Now Playing: Are we looking to the Lord for His direction or just pushing our own ?
"And they rose up early in the morning, and gat them up into the top of the mountain, saying, Lo, we be here, and will go up unto the place which the LORD hath promised: for we have sinned." (Numbers 14:40)
If the child of God is to obey the will of God, he must keep his eye on the timetable of God. Israel had been miraculously delivered from Egyptian bondage by the evident power of God. Two months later the Israelites camped at the foot of Mount Sinai where Moses received the law of God. Here they remained nearly a year until God commanded them to move on to Kadesh-Barnea. Everything was right on God's schedule.
God had led His people each step of the way. But before He would lead them into the promised land, this luscious countryside had to be explored. For this task the twelve heads of their respective tribes were chosen. Their names are given at length but only two of them are memorable: Joshua the son of Nun, and Caleb the son of Jephunneh.
The twelve spies spent forty days on their intelligence gathering foray. Sure enough, the land was all that the Lord had promised. It was truly a land that "floweth with milk and honey." In fact, the grapes which they brought back were so robust that a cluster of them had to be borne on a staff supported on the shoulders of two men.
But the news was not all good. Ten of the returning spies reported that the people dwelt in very great, walled cities: the Amalekites in the south; the Hittites, Jebusites, and Amorites in the mountains; and the Canaanites by the sea. But more than this, the giant sons of Anak dwelt there, before whom the spies felt as grasshoppers. In spite of the encouragement by Joshua and Caleb in the minority report, the people broke into open rebellion. God was leading them into the land, but they were afraid and would not follow His leading.
The disobedience of Israel evoked the wrath of God. All Israelites twenty years of age and older were banned from ever dwelling in the land they had refused to enter. Instead, God declared they would wander in the wilderness for forty years, one year for each day the spies were in the land, and would die during that wandering. Only Joshua and Caleb were permitted to settle in the promised land, for they alone were ready to move on God's command and according to His timetable.
When the people learned of God's sentence on their disobedience, they were not at all penitent.

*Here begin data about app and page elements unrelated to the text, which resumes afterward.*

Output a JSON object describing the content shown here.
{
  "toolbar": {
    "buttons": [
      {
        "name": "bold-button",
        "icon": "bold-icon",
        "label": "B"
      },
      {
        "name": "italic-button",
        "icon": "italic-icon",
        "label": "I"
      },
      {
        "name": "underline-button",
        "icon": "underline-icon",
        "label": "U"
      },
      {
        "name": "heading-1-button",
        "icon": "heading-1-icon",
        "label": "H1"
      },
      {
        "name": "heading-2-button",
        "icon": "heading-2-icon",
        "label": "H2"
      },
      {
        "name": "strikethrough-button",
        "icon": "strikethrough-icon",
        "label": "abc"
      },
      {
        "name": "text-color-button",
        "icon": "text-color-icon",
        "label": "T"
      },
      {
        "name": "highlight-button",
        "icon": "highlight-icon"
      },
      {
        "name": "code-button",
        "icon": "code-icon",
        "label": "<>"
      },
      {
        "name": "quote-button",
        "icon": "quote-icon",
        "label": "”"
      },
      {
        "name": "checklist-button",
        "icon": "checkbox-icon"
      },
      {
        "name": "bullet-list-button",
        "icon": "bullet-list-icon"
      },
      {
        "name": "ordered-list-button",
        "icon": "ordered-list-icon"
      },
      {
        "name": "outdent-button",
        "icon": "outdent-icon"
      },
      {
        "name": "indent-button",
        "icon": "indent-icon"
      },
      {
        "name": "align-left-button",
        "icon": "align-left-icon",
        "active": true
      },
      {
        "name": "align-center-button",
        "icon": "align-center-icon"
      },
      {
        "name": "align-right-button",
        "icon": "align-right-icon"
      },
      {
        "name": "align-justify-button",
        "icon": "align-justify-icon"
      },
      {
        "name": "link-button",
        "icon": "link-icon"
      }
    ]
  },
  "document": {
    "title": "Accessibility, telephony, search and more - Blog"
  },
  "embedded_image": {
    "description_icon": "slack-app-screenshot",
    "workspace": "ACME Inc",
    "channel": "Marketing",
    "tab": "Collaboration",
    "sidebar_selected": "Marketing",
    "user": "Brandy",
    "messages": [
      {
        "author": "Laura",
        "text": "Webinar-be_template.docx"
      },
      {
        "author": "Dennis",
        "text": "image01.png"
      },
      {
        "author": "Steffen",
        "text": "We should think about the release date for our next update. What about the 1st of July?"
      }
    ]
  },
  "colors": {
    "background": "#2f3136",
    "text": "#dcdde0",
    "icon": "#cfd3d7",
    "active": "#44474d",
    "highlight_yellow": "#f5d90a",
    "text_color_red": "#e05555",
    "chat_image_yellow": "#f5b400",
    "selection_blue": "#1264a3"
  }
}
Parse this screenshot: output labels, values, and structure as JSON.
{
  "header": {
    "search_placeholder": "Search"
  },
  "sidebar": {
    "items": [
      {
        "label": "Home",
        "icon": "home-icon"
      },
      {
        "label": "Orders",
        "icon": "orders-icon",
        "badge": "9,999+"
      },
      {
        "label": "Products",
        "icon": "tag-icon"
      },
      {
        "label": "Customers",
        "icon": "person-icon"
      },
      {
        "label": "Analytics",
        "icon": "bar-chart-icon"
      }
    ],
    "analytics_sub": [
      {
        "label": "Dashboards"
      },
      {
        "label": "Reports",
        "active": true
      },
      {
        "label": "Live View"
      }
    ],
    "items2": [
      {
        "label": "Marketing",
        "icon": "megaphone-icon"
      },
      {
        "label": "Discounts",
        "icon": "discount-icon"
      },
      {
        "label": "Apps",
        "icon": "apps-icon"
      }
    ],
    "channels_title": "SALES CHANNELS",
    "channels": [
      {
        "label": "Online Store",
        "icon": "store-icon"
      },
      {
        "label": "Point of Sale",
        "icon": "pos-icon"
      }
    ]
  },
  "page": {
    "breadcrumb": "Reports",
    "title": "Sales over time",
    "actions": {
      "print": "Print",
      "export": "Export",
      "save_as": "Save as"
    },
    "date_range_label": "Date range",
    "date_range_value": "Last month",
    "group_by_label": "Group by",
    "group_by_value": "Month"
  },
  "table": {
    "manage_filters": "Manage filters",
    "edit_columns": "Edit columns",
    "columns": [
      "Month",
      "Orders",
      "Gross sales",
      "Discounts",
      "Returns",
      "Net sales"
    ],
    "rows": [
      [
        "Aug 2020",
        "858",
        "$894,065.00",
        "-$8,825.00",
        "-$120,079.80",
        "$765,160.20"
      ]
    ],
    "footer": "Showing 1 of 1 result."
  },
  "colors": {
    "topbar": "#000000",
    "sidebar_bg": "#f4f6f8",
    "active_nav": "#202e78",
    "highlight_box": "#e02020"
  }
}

Instead, they resolved to atone for their sin by belatedly storming the promised land. But delayed obedience is the brother of disobedience. "And they rose up early in the morning" in preparation for their ill-fated campaign (Numbers 14:40). In spite of Moses' warning, the people marched against the Amalekites and Canaanites. What they would not do with God's help, they now attempted to do without it. First they refused to enter the land because of their unbelief in the power of God. Then they attempted to enter that same land because of their unbelief in the severity of God's judgment. In their own strength and outside of God's timing, they were sure to fail. They did. The enemy defeated the Israelites with a great slaughter and drove them back as far as Hormah.
Each of us who knows God must learn from Israel's tragedy so that it is not similarly repeated in our lives. We dare not question divine leading. If that leading is to dwell at the foot of Sinai, as the Israelites did, we must learn to be content where we are. But regardless of adverse circumstances, if God tells us that it is time to act, we have no reasonable choice but to act. Whether remaining indefinitely or moving out immediately, we must learn to follow the accurate timetable of God. This can be done successfully only when we are sensitive to that still small voice of His Holy Spirit and are willing to obey it.
It may not be on the mountain's height,
Or over the stormy sea;
It may not be at the battle's front
My Lord will have need of me;
But if by a still, small voice He calls
To paths I do not know,
I'll answer, dear Lord, with my hand in Thine
I'll go where you want me to go.
(selected from W. Kroll)